The Israeli government decided on Sunday to allocate millions of dollars for a museum to house the world’s largest collection of Albert Einstein documents, the Hebrew University said.
It will be built on the university’s Givat Ram campus in Jerusalem, with the government committing to approximately $6 million and the university raising another $12 million.
Einstein, one of the founding fathers of the Hebrew University, was a non-resident governor of the institution.
Lauded as one of the greatest theoretical physicists of all time, Einstein died in 1955, at the age of 76.
He bequeathed his archives to the university, and curator Roni Grosz said its 85,000 items make it the world’s most extensive collection of Einstein documents.
The museum will house the entire Einstein archive, and serve as an “innovative space for scientific and technological education,” the university said.

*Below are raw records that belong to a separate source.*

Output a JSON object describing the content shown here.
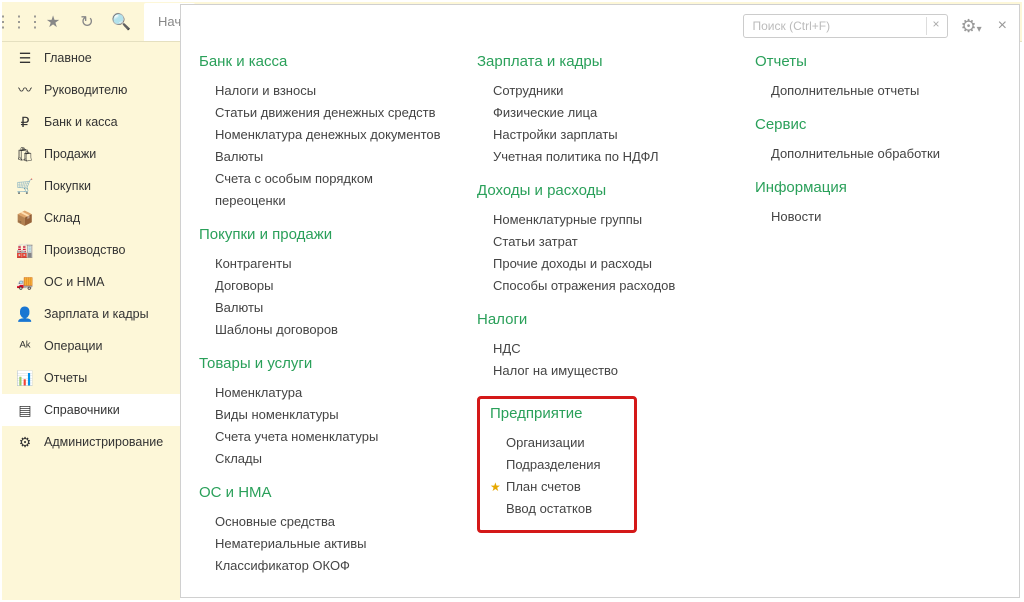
{
  "search_placeholder": "Поиск (Ctrl+F)",
  "tab_label": "Нач",
  "sidebar": {
    "items": [
      {
        "icon": "☰",
        "label": "Главное"
      },
      {
        "icon": "〰",
        "label": "Руководителю"
      },
      {
        "icon": "₽",
        "label": "Банк и касса"
      },
      {
        "icon": "🛍",
        "label": "Продажи"
      },
      {
        "icon": "🛒",
        "label": "Покупки"
      },
      {
        "icon": "📦",
        "label": "Склад"
      },
      {
        "icon": "🏭",
        "label": "Производство"
      },
      {
        "icon": "🚚",
        "label": "ОС и НМА"
      },
      {
        "icon": "👤",
        "label": "Зарплата и кадры"
      },
      {
        "icon": "ᴬᵏ",
        "label": "Операции"
      },
      {
        "icon": "📊",
        "label": "Отчеты"
      },
      {
        "icon": "▤",
        "label": "Справочники"
      },
      {
        "icon": "⚙",
        "label": "Администрирование"
      }
    ],
    "active": 11
  },
  "columns": [
    [
      {
        "title": "Банк и касса",
        "links": [
          "Налоги и взносы",
          "Статьи движения денежных средств",
          "Номенклатура денежных документов",
          "Валюты",
          "Счета с особым порядком переоценки"
        ]
      },
      {
        "title": "Покупки и продажи",
        "links": [
          "Контрагенты",
          "Договоры",
          "Валюты",
          "Шаблоны договоров"
        ]
      },
      {
        "title": "Товары и услуги",
        "links": [
          "Номенклатура",
          "Виды номенклатуры",
          "Счета учета номенклатуры",
          "Склады"
        ]
      },
      {
        "title": "ОС и НМА",
        "links": [
          "Основные средства",
          "Нематериальные активы",
          "Классификатор ОКОФ"
        ]
      }
    ],
    [
      {
        "title": "Зарплата и кадры",
        "links": [
          "Сотрудники",
          "Физические лица",
          "Настройки зарплаты",
          "Учетная политика по НДФЛ"
        ]
      },
      {
        "title": "Доходы и расходы",
        "links": [
          "Номенклатурные группы",
          "Статьи затрат",
          "Прочие доходы и расходы",
          "Способы отражения расходов"
        ]
      },
      {
        "title": "Налоги",
        "links": [
          "НДС",
          "Налог на имущество"
        ]
      },
      {
        "title": "Предприятие",
        "highlight": true,
        "links": [
          "Организации",
          "Подразделения",
          "План счетов",
          "Ввод остатков"
        ],
        "star_index": 2
      }
    ],
    [
      {
        "title": "Отчеты",
        "links": [
          "Дополнительные отчеты"
        ]
      },
      {
        "title": "Сервис",
        "links": [
          "Дополнительные обработки"
        ]
      },
      {
        "title": "Информация",
        "links": [
          "Новости"
        ]
      }
    ]
  ]
}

“With cutting-edge exhibition techniques, scientific demonstrations, and original documents, the museum will present Einstein’s contributions to science, the impact of his discoveries on our lives today, his public activity and involvement in key historical moments during his lifetime,” a statement said.
“Albert Einstein is an asset, the biggest brand name in the world for intelligence, science and genius,” Alternate Prime Minister Naftali Bennett said on Saturday of the planned museum.
“Around the world, in China, India, the US, and everywhere, Albert Einstein is synonymous with genius.”
He expressed hope that the museum “will serve as a pilgrimage site for anyone who wants to become familiar with Einstein, Jewish intelligence, and intelligence in general.
“Israeli teens as well as tourists and scientists from around the world will be able to receive inspiration from him.”
Einstein’s theories of relativity revolutionized the field by introducing new ways of looking at the movement of objects in space and time.
He also made major contributions to quantum mechanics theory, and won the Nobel physics prize in 1921.
Einstein also became a pop culture icon because of his dry witticisms and trademark unruly hair, mustache and bushy eyebrows.
Original papers written by Einstein sell for millions at auction to this day.